Ever wonder if Prego tomato sauce really tastes better than the generic sauce made under the Safeway label? Or whether El Paso salsa is superior to the Costco brand?
The October issue of Consumer Reports asks these sorts of questions and more while putting store brands in head-to-head competitions with national brands, using trained taste-testers to decide when—if ever—it’s worthwhile to pay more. The conclusion: “Switching to store brands can be a painless way to cut your grocery bill.”
Here’s the gist:
In blind tests, our trained tasters compared a big national brand with a store brand in 29 food categories. Store and national brands tasted about equally good 19 times. Four times, the store brand won; six times, the national brand won.
What’s more, the store-brand foods we tested cost an average of 27 percent less than big-name counterparts—about what you’d find across all product categories, industry experts told us. The biggest difference: 35 cents per ounce for Costco’s vanilla vs. $3.34 for McCormick’s. (Prices are the averages we found across the country.) Price gaps have less to do with what goes into the package than with the research, development, and marketing costs that help build a household name.
As a result of that extra spending, national brands are more likely to have the latest in convenient packaging, and foods may have the newest tastes or be fortified with trendy supplements, says Harry Balzer, chief industry analyst for the NPD Group, a leading market research company. That’s the nationals’ main advantage.

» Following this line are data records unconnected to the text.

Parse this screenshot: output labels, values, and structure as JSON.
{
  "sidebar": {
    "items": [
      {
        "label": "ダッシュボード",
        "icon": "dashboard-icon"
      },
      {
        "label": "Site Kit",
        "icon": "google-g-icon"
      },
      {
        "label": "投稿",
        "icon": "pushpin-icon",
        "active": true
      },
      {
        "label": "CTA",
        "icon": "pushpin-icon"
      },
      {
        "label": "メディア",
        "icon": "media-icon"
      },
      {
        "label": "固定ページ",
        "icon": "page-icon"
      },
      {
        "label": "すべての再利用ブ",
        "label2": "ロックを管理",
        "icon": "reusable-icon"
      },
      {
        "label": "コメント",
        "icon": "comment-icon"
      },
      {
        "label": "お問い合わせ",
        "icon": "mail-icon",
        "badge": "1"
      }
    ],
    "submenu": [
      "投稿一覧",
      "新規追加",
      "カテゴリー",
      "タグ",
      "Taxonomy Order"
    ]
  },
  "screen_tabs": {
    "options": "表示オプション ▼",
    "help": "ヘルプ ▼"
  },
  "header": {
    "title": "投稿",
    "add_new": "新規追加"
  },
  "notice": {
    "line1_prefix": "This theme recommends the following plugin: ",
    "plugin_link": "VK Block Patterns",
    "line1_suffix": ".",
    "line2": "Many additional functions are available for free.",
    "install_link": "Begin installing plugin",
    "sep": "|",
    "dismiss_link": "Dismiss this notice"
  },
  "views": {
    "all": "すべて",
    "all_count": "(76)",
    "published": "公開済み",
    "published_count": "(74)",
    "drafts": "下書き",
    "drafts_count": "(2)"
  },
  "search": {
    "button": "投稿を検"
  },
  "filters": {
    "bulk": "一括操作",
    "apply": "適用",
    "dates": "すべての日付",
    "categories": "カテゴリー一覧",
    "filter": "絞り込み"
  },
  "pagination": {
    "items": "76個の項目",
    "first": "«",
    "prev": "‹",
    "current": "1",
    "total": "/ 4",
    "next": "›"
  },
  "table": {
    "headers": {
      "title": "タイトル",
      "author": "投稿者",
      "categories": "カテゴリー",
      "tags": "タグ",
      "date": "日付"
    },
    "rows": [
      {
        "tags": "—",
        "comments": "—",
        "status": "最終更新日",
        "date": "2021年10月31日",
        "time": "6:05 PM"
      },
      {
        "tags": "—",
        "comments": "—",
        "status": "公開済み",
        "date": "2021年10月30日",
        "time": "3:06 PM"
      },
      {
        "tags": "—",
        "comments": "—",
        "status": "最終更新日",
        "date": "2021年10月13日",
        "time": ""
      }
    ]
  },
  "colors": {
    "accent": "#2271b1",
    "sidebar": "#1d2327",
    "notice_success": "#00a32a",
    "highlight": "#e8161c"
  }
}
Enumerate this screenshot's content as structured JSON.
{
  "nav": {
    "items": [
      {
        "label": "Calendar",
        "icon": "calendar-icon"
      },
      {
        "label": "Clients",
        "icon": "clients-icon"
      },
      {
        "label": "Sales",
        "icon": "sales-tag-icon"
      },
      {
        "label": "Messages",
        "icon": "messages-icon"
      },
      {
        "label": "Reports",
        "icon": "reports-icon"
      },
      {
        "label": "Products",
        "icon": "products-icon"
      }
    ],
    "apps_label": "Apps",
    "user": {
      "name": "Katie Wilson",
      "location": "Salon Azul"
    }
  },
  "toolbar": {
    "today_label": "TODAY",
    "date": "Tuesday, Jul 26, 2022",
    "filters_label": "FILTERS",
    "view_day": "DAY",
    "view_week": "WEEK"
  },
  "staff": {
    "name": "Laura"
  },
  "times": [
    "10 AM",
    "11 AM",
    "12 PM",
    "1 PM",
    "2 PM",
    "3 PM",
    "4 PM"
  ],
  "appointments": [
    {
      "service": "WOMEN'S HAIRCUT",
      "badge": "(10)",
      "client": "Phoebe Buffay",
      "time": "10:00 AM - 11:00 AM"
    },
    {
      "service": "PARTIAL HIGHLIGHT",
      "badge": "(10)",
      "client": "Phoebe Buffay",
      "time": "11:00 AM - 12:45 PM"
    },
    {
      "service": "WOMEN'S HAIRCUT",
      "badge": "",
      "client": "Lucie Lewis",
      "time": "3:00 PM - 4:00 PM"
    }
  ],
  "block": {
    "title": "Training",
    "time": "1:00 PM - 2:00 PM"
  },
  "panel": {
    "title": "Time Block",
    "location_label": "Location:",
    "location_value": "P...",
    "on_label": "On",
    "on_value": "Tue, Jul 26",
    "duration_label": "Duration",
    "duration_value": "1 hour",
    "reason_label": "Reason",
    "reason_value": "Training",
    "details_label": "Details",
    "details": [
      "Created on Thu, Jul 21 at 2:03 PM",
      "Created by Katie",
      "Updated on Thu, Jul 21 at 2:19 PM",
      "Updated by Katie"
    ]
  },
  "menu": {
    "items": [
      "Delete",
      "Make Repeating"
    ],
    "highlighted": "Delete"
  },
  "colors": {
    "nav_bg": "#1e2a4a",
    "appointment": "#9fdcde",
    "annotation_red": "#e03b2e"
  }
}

That’s right: What you’re mostly paying for with national brands is marketing and fancy packaging. Those are certainly advantages to attracting consumers’ attention, but not advantages in terms of taste. It might be better for society if the food we eat is a bit more expensive, as some observers and critics have argued, but that has nothing to do with the taste or quality of generic versus big-brand name items.
Of course, some generic foods may be hard to stomach. Take Oat-o’s, the knockoff of Cheerios.